▸ **Your instructions**
From the listing below, return every line with the string "економіки" in it.

*** Opening of Task input ***

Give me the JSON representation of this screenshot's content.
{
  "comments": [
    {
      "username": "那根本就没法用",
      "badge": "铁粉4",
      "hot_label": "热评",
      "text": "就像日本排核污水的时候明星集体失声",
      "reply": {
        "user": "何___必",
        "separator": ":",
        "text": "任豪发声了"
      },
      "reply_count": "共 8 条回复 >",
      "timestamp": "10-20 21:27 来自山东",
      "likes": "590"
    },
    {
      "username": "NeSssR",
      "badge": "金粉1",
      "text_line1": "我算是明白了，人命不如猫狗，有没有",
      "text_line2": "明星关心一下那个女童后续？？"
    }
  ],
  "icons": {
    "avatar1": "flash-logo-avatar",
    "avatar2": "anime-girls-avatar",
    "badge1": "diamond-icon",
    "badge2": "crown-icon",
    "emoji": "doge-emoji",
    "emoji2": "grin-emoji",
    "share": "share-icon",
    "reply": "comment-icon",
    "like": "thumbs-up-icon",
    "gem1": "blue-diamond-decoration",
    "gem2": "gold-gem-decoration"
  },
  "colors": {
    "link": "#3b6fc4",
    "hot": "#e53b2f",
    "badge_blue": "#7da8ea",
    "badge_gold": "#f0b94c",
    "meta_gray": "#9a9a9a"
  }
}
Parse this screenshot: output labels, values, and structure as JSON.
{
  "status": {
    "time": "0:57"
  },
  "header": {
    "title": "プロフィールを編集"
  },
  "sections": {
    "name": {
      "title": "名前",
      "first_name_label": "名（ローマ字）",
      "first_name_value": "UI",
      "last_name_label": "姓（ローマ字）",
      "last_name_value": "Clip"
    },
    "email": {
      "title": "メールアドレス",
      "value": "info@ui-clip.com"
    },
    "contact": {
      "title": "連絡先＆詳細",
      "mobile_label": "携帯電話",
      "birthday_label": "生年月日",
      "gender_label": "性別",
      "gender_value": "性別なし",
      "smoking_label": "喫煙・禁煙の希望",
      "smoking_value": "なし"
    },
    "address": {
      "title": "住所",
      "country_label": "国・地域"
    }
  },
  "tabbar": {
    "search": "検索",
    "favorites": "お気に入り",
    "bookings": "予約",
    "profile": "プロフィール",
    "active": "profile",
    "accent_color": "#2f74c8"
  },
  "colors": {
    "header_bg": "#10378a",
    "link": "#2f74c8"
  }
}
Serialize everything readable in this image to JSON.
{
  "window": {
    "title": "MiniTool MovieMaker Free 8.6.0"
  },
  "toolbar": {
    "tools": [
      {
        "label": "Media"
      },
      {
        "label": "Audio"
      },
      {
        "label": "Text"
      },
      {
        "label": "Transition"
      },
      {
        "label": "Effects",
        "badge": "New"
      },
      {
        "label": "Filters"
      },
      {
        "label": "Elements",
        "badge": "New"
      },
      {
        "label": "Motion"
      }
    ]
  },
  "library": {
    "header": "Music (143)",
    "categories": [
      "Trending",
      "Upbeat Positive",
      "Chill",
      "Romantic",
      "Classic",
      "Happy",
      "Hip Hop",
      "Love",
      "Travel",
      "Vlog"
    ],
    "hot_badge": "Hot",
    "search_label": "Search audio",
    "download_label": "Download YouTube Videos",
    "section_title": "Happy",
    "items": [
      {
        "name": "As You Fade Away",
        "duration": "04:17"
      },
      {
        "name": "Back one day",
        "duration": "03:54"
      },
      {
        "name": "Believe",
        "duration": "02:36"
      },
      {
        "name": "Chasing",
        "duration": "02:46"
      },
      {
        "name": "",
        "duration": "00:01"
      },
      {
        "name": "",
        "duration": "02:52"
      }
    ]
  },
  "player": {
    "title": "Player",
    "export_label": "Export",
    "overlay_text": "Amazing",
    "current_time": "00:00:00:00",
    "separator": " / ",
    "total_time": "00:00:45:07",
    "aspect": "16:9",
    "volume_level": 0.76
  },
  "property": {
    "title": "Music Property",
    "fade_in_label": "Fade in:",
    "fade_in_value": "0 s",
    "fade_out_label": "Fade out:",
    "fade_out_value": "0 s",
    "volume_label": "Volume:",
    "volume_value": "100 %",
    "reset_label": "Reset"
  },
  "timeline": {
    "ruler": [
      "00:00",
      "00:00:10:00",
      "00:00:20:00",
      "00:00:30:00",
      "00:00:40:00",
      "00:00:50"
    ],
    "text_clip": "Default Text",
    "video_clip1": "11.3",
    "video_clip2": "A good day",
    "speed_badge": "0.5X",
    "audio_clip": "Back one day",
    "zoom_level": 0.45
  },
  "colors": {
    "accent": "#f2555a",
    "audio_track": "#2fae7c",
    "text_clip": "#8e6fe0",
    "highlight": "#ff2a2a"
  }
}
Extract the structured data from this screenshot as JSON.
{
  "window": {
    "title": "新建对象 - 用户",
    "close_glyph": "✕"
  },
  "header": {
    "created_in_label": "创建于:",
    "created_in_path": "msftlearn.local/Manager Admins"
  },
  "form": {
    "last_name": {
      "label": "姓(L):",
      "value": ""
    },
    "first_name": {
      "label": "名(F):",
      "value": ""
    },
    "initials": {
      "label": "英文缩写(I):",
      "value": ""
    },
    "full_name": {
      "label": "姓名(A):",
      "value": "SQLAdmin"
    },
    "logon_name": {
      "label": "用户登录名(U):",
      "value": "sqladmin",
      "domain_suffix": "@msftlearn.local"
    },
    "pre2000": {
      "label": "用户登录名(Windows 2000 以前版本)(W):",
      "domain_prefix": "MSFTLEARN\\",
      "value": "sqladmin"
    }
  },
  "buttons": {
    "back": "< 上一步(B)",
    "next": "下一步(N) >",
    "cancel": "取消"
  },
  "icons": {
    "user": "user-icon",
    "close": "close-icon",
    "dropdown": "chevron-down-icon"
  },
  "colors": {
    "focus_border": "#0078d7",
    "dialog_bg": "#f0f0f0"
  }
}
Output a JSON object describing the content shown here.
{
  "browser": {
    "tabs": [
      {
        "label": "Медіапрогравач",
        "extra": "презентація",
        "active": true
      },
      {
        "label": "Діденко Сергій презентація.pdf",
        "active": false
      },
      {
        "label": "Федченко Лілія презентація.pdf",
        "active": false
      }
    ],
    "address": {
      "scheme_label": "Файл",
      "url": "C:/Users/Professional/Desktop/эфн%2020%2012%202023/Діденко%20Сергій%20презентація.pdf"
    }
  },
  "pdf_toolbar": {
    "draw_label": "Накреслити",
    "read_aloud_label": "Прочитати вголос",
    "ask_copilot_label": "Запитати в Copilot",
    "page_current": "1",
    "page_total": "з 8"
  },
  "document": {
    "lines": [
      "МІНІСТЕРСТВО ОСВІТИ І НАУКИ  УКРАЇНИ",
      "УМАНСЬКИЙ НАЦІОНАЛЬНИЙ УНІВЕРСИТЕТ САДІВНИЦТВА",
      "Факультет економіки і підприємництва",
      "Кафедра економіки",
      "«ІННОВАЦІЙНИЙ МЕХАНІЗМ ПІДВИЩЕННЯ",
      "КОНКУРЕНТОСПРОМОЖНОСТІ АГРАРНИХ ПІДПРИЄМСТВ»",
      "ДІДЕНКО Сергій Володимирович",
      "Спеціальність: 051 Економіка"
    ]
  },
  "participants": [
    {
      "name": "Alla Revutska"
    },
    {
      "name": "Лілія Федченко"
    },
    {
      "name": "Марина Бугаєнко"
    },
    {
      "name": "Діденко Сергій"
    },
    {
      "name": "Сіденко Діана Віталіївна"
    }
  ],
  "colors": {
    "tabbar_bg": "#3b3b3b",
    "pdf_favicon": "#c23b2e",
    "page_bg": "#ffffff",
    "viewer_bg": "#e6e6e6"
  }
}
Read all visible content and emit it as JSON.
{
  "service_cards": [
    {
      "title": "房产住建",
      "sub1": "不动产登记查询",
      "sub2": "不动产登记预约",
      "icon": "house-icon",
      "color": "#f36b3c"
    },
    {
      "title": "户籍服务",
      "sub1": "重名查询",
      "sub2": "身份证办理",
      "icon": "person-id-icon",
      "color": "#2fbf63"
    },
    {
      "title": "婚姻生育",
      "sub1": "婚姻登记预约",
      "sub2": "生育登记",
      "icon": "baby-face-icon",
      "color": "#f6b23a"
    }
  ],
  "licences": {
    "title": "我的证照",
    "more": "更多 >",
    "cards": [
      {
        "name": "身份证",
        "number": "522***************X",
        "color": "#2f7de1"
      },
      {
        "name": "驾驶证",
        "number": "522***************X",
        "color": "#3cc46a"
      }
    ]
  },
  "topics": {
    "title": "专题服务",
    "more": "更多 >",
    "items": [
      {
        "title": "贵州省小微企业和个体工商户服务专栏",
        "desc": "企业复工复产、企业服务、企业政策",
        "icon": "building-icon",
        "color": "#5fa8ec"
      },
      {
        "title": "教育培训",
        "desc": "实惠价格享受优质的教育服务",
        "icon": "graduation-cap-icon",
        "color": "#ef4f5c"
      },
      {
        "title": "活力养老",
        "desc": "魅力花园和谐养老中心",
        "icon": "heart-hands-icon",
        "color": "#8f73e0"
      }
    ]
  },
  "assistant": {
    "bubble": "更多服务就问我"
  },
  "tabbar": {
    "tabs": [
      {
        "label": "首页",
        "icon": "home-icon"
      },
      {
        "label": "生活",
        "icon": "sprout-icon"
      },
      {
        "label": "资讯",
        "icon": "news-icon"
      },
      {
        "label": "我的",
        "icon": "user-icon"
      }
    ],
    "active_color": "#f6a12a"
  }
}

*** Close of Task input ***

▸ **Task response**
      "Факультет економіки і підприємництва",
      "Кафедра економіки",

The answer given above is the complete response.